Boyd and infielder Niko Goodrum played catch before the game, which is more significant than it sounds.

“That’s the first time they’ve done any work on the field,” Hinch said.

For Boyd, out with discomfort in the elbow area, it was the start of a long process of building his arm back up. Best-case scenario would be he can make some rehab starts before or during the All-Star break and be ready to go when the season resumes.

Goodrum, who has a tendon injury on his left index finger, is still trying to strengthen his grip in that hand to the point where he can first grip a bat and then start taking swings.

There was encouraging news on right-hander Michael Fulmer, who went on the injured list Sunday with a cervical spine strain.  

“He’s with us on this trip and then he’ll get further tests later this week,” Hinch said. “Right now it’s just the neck. It’s muscular. It’s not the shoulder, which is a good sign. We had him tested with our doctors.”

Fulmer was on the injured list earlier this season with a shoulder strain.

“We have to see what he can tolerate and handle moving forward,” Hinch said. “The good news is the tests came back (showing) a solid shoulder. You always worry that the neck area moves into the trapezius and is that a precursor to a shoulder injury.

"But right now it’s pretty isolated in the neck area.”

Can't play everyone

Left-handed hitting outfielder Nomar Mazara was not in the starting lineup Monday against soft-tossing Indians right-handed starter Eli Morgan. But the way things have been going with both Mazara and the Tigers outfield, that wasn’t much of a surprise.

Mazara has started just 14 of the 25 games this month.

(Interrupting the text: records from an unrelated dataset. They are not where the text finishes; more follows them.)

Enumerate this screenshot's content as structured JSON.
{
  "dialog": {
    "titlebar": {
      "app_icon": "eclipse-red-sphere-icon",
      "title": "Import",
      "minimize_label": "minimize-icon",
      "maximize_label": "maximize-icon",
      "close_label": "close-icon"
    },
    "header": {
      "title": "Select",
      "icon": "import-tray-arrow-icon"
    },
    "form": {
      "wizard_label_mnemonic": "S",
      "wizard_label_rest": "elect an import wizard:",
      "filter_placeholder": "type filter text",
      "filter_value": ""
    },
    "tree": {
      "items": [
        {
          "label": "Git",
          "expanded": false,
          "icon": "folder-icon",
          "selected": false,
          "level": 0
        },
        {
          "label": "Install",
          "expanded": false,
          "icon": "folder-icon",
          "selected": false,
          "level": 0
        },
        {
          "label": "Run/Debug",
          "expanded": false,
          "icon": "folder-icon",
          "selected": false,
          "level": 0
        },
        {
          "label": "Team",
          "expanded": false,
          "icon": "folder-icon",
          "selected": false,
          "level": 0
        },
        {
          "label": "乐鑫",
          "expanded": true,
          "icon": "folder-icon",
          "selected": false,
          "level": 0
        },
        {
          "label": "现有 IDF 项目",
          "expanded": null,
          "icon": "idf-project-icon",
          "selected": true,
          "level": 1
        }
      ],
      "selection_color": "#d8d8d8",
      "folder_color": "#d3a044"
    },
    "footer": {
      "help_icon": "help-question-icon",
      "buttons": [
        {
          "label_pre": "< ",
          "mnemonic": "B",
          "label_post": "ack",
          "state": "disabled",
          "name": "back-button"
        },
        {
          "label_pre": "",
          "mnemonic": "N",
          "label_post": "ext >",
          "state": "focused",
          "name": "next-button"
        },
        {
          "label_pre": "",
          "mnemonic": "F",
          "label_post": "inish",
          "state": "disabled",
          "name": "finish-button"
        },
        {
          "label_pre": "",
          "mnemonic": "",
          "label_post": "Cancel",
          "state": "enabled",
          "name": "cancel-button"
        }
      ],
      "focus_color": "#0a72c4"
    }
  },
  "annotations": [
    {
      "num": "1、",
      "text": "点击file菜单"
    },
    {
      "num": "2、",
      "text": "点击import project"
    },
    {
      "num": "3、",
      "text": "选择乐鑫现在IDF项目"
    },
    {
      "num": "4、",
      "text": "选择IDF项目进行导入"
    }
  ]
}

“He’s running into a little bit of a logjam,” Hinch said. “(Akil) Baddoo is playing incredibly well, Daz Cameron has shown some great flashes and Robbie Grossman is our everyday outfielder.”

Hinch did acknowledge Mazara is showing signs of coming to life at the plate. He’s hit .290 (9 for 31) in his last nine games with .765 OPS. But he’s gone 41 plate appearances without a home run.

“To me, it’s not that difficult,” Hinch said. “It’s competition. I do think (Mazara) has it in him to bust out and be pretty good. We’re facing a lot of right-handed pitching this week, and he’s going to start tomorrow if he doesn’t pinch-hit tonight.

“It’s tough when you aren’t penciled in there every single day. But you better make the most of it when you can.”

Tigers at Indians

First pitch: 7:10 p.m. Tuesday, Progressive Field, Cleveland

TV/radio: BSD/97.1 FM

Scouting report

RHP Jose Urena (2-8, 6.00), Tigers: This is an important start for Urena. His last four since coming off the injured list (forearm cramp) have been brutal — 0-4, 21 earned runs in 14.2 innings, opponents hitting .366, slugging .648 with a 1.106 OPS. 

RHP J.C. Mejia (1-2, 4.94), Indians: This will be his sixth start since transitioning out of the bullpen and he’s coming off his best start to date, holding the Twins to a run in six innings. He’s primarily a sinker-slider guy, throwing changeups to lefties. Opponents are just 1 for 14 with eight strikeouts against his slider, with a 37% whiff rate.


Twitter: @cmccosky